"We don't know what's in them, whether they work properly or how they are made," FDA director of the Office of Compliance, Center for Drug Evaluation and Research Deborah Autor told reporters.
The FDA published a list of 500 medications that are available only through a doctor's prescription, and said companies must "stop manufacturing them within 90 days and stop shipping the products within 180 days."
Autor said "all or almost all" of the drugs are made in the United States.
"We believe there are doctors out there who continue to prescribe these drugs," said Autor, noting that some of the drugs are listed in physicians' desk reference books and advertised in medical journals.
Some of the more commonly known drug names include Cardec, Lodrane 24D, and Organidin, she said. Another, called Pedia-Hist, is labled for children as young as one year old but has not been cleared by the FDA.
Charlie Lee, a doctor who participated in the FDA conference call with reporters, said the drugs are mainly cough and cold combination formulas and that "sedation, drowsiness, irritability" are among the complications reported.
However, the FDA noted that such reports were "limited" and said it was unclear how many of the drugs were actually on the market.

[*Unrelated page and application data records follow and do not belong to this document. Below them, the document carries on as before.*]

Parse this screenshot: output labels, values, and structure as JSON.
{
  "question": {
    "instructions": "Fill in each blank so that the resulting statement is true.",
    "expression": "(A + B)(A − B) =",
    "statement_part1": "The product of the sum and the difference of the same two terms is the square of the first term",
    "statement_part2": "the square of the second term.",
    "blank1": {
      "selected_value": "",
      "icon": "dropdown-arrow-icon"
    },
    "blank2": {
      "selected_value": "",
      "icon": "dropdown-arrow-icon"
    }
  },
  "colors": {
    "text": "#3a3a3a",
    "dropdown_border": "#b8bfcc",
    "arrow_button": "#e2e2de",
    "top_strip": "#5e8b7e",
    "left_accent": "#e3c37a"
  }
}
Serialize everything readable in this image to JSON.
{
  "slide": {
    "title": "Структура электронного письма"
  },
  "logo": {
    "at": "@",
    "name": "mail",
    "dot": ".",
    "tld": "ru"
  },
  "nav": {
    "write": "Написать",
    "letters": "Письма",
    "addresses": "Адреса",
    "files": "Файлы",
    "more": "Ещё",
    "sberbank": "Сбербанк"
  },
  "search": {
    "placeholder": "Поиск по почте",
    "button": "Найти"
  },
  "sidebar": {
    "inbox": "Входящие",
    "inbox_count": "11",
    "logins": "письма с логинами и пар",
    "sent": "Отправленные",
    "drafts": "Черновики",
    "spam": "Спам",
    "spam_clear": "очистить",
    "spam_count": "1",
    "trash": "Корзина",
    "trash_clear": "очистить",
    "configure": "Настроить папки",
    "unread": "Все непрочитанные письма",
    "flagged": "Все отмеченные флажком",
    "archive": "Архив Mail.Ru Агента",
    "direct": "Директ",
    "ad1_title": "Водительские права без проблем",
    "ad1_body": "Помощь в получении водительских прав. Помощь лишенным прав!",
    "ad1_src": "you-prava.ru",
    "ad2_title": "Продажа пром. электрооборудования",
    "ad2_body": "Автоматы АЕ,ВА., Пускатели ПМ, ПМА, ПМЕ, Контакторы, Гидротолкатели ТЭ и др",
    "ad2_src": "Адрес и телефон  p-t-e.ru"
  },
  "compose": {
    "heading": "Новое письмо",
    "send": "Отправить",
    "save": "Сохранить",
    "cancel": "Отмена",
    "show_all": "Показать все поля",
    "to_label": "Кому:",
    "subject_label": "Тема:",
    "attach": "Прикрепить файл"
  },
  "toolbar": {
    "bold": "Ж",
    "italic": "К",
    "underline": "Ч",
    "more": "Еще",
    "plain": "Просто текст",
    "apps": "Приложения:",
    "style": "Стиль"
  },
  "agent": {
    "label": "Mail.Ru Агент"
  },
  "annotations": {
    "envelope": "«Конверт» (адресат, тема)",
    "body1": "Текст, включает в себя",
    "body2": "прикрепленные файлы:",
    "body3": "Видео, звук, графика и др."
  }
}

It was also unknown how many people could be taking them because most people treat such symptoms with drugstore remedies.